Dataset items
◆ ◆ ◆

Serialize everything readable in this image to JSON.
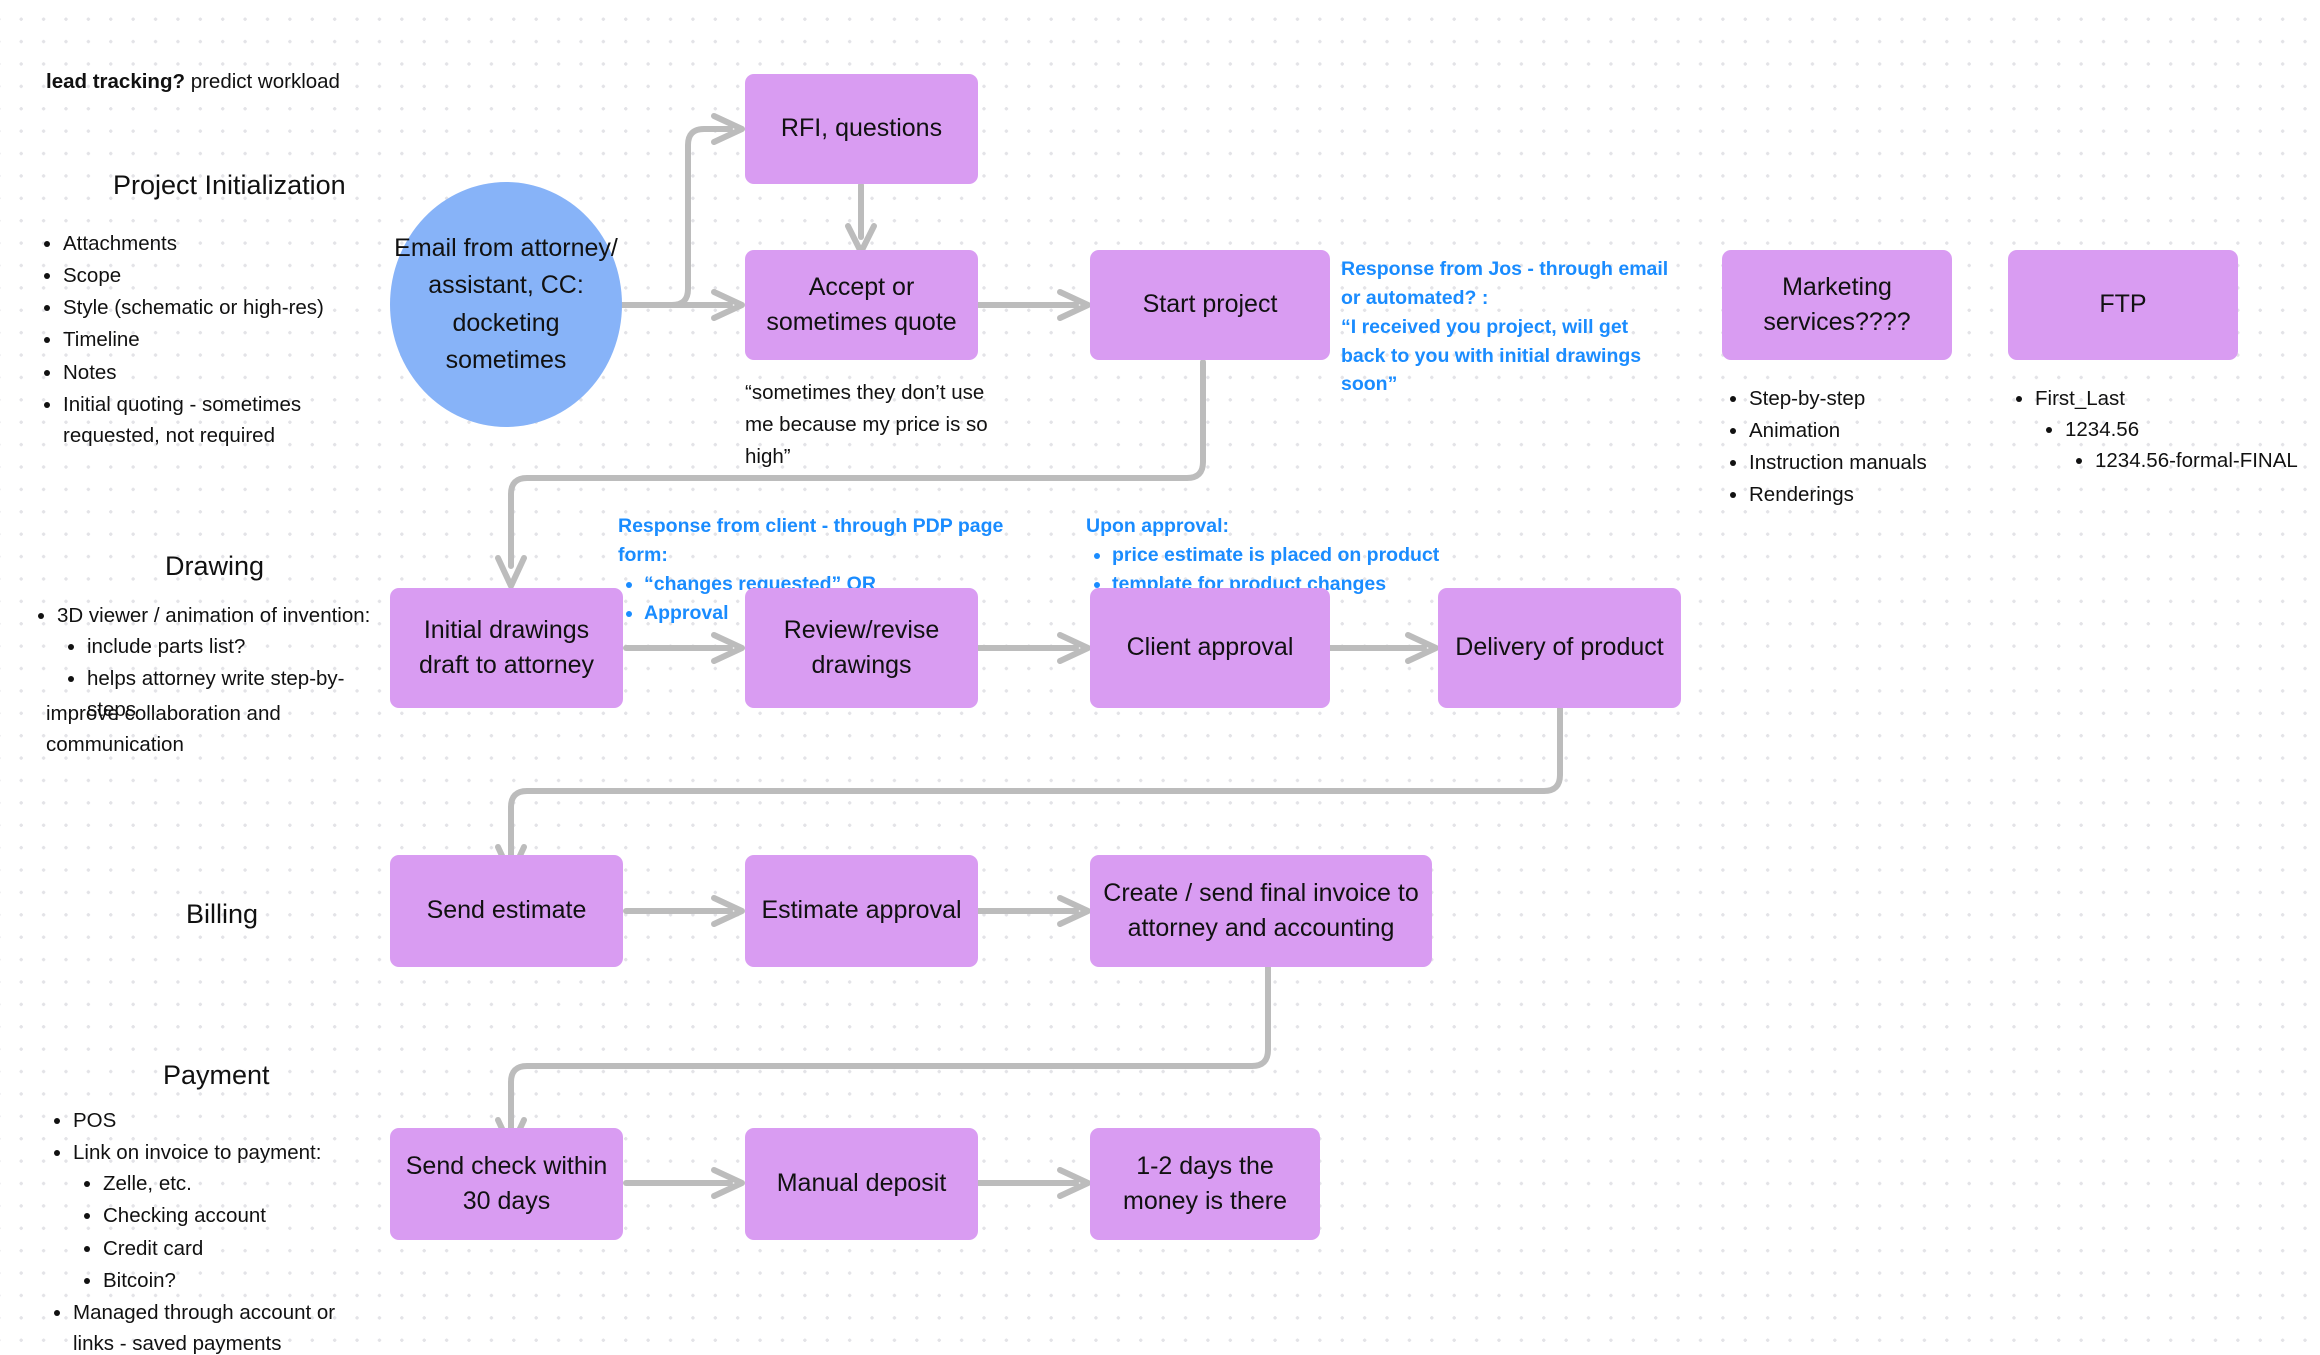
{
  "board": {
    "top_note_bold": "lead tracking?",
    "top_note_rest": " predict workload"
  },
  "sections": [
    {
      "title": "Project Initialization",
      "bullets": [
        "Attachments",
        "Scope",
        "Style (schematic or high-res)",
        "Timeline",
        "Notes",
        "Initial quoting - sometimes requested, not required"
      ]
    },
    {
      "title": "Drawing",
      "bullets": [
        "3D viewer / animation of invention:"
      ],
      "sub_bullets": [
        "include parts list?",
        "helps attorney write step-by-steps"
      ],
      "footer": "improve collaboration and communication"
    },
    {
      "title": "Billing"
    },
    {
      "title": "Payment",
      "bullets": [
        "POS",
        "Link on invoice to payment:"
      ],
      "sub_bullets": [
        "Zelle, etc.",
        "Checking account",
        "Credit card",
        "Bitcoin?"
      ],
      "last_bullet": "Managed through account or links - saved payments"
    }
  ],
  "nodes": {
    "email": "Email from attorney/ assistant, CC: docketing sometimes",
    "rfi": "RFI, questions",
    "accept": "Accept or sometimes quote",
    "start_project": "Start project",
    "marketing": "Marketing services????",
    "ftp": "FTP",
    "initial_drawings": "Initial drawings draft to attorney",
    "review_revise": "Review/revise drawings",
    "client_approval": "Client approval",
    "delivery": "Delivery of product",
    "send_estimate": "Send estimate",
    "estimate_approval": "Estimate approval",
    "final_invoice": "Create / send final invoice to attorney and accounting",
    "send_check": "Send check within 30 days",
    "manual_deposit": "Manual deposit",
    "money_there": "1-2 days the money is there"
  },
  "annotations": {
    "accept_quote": "“sometimes they don’t use me because my price is so high”",
    "jos_response_line1": "Response from Jos - through email or automated? :",
    "jos_response_line2": "“I received you project, will get back to you with initial drawings soon”",
    "client_response_title": "Response from client - through PDP page form:",
    "client_response_items": [
      "“changes requested” OR",
      "Approval"
    ],
    "upon_approval_title": "Upon approval:",
    "upon_approval_items": [
      "price estimate is placed on product",
      "template for product changes"
    ]
  },
  "lists": {
    "marketing": [
      "Step-by-step",
      "Animation",
      "Instruction manuals",
      "Renderings"
    ],
    "ftp_l1": "First_Last",
    "ftp_l2": "1234.56",
    "ftp_l3": "1234.56-formal-FINAL"
  },
  "colors": {
    "node_purple": "#d99cf2",
    "ellipse_blue": "#87b3f8",
    "annotation_blue": "#1a8cff",
    "wire_gray": "#bcbcbc"
  }
}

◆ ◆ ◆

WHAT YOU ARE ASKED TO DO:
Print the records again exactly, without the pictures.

EXPECTED ANSWER:
Serialize everything readable in this image to JSON.
{
  "board": {
    "top_note_bold": "lead tracking?",
    "top_note_rest": " predict workload"
  },
  "sections": [
    {
      "title": "Project Initialization",
      "bullets": [
        "Attachments",
        "Scope",
        "Style (schematic or high-res)",
        "Timeline",
        "Notes",
        "Initial quoting - sometimes requested, not required"
      ]
    },
    {
      "title": "Drawing",
      "bullets": [
        "3D viewer / animation of invention:"
      ],
      "sub_bullets": [
        "include parts list?",
        "helps attorney write step-by-steps"
      ],
      "footer": "improve collaboration and communication"
    },
    {
      "title": "Billing"
    },
    {
      "title": "Payment",
      "bullets": [
        "POS",
        "Link on invoice to payment:"
      ],
      "sub_bullets": [
        "Zelle, etc.",
        "Checking account",
        "Credit card",
        "Bitcoin?"
      ],
      "last_bullet": "Managed through account or links - saved payments"
    }
  ],
  "nodes": {
    "email": "Email from attorney/ assistant, CC: docketing sometimes",
    "rfi": "RFI, questions",
    "accept": "Accept or sometimes quote",
    "start_project": "Start project",
    "marketing": "Marketing services????",
    "ftp": "FTP",
    "initial_drawings": "Initial drawings draft to attorney",
    "review_revise": "Review/revise drawings",
    "client_approval": "Client approval",
    "delivery": "Delivery of product",
    "send_estimate": "Send estimate",
    "estimate_approval": "Estimate approval",
    "final_invoice": "Create / send final invoice to attorney and accounting",
    "send_check": "Send check within 30 days",
    "manual_deposit": "Manual deposit",
    "money_there": "1-2 days the money is there"
  },
  "annotations": {
    "accept_quote": "“sometimes they don’t use me because my price is so high”",
    "jos_response_line1": "Response from Jos - through email or automated? :",
    "jos_response_line2": "“I received you project, will get back to you with initial drawings soon”",
    "client_response_title": "Response from client - through PDP page form:",
    "client_response_items": [
      "“changes requested” OR",
      "Approval"
    ],
    "upon_approval_title": "Upon approval:",
    "upon_approval_items": [
      "price estimate is placed on product",
      "template for product changes"
    ]
  },
  "lists": {
    "marketing": [
      "Step-by-step",
      "Animation",
      "Instruction manuals",
      "Renderings"
    ],
    "ftp_l1": "First_Last",
    "ftp_l2": "1234.56",
    "ftp_l3": "1234.56-formal-FINAL"
  },
  "colors": {
    "node_purple": "#d99cf2",
    "ellipse_blue": "#87b3f8",
    "annotation_blue": "#1a8cff",
    "wire_gray": "#bcbcbc"
  }
}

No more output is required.